Shipping a vehicle by train is not entirely unlike shipping it aboard an auto carrier, but there are a few things you need to be aware of. For one, there are size limitations when shipping by rail that may not apply when using a traditional carrier. In most cases, the width of the storage area will limit the size of the vehicle that is able to be transported by train.
Another limiting factor of shipping a car by train is that you are bound by the destinations that are accessible by train. Thanks to the existing infrastructure of train delivery in major cities throughout the U.S. and Europe, the delivery limitations are minimal in those areas.
Most train shipments of vehicles involve an intermodal container, which is used widely to deliver and distribute goods of all kind throughout the world. The advantage of these containers--and what makes them intermodal--is that they can easily be transferred from ship to train to truck bed with ease, making the entire process of transporting goods easier. As with a cargo area of compartment designed to haul a car, intermodal containers also have size limitations that must be kept in mind.
To learn more about intermodal containers and how they’re integral to the transport and logistics industries, click here.
Shipping A Car By Rail | What You Need To Know
As with having your car shipped on a truck, there are both open and enclosed options for shipping by train. As with an open air carrier on the highway, an open air shipment on a train does expose the vehicle to potential damage from extreme temperatures, bad weather, as well as dirt and debris that stick to the vehicle during shipment. It’s not as common to see an open air shipment by rail since they are not generally designed for the specific purpose of moving a vehicle. Because of this, it comes with an increased amount of risk and is not a service that we generally recommend if there are other options available.
Another consideration to keep in mind when using auto transport services by train is that delivery to a specific location is more difficult. Since the vehicle will need to be reloaded from the train to the cargo area of the truck, the process is both more time-consuming and labor intensive, which translates to more expensive.
In most cases, those who opt to have their vehicle delivered by train tend to have them shipped to a delivery terminal. These are located in most major cities across the U.S. and Europe, often in major ports and major metropolitan areas. This makes it easier to load cargo or freight from one type of transport mode to another, thus streamlining the process.

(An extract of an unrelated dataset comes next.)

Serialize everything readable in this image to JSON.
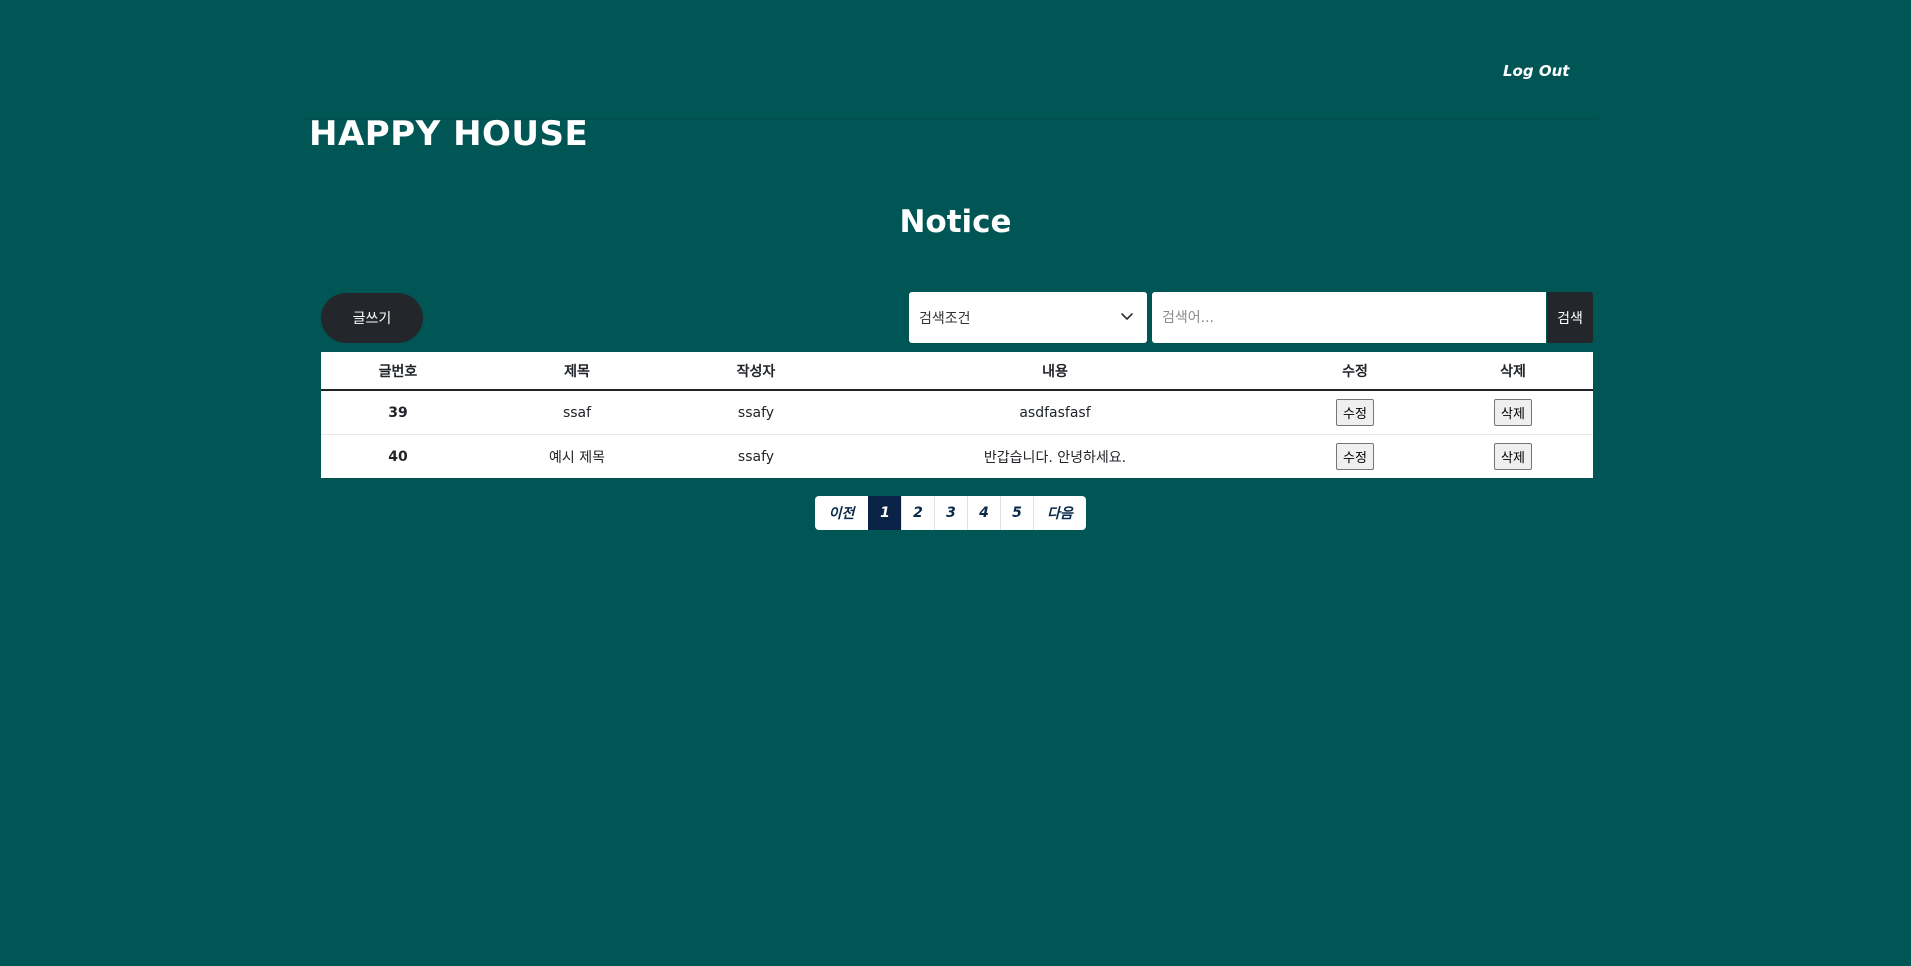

If you decide to pick up your vehicle at a terminal (rather than having it shipped to your door) it can be a good method of saving some money.
Written By:Joe Webster
Joe Webster began his journey in the auto transport field by attending the University of Southern California (USC), where he graduated with a Bachelor of Business Marketing.
After college, he started his career in the auto transport industry from the bottom up and has done virtually every job there is to do at A-1 Auto Transport, including but not limited to: Truck Driver, Dispatch, Sales, PR, Bookkeeping, Transport Planner, Transport Manager, International Transport Manager, Brokering, Customer Service, and Marketing. Working with his mentor Tony Taylor, Joe Webster has learned the ins and outs of this industry which is largely misunderstood.
With over 30 years experience in the industry, we've been helping people ship their vehicles, motorcycles, RV's, heavy equipment, household goods and more across the country or overseas without a hitch. Ask us anything.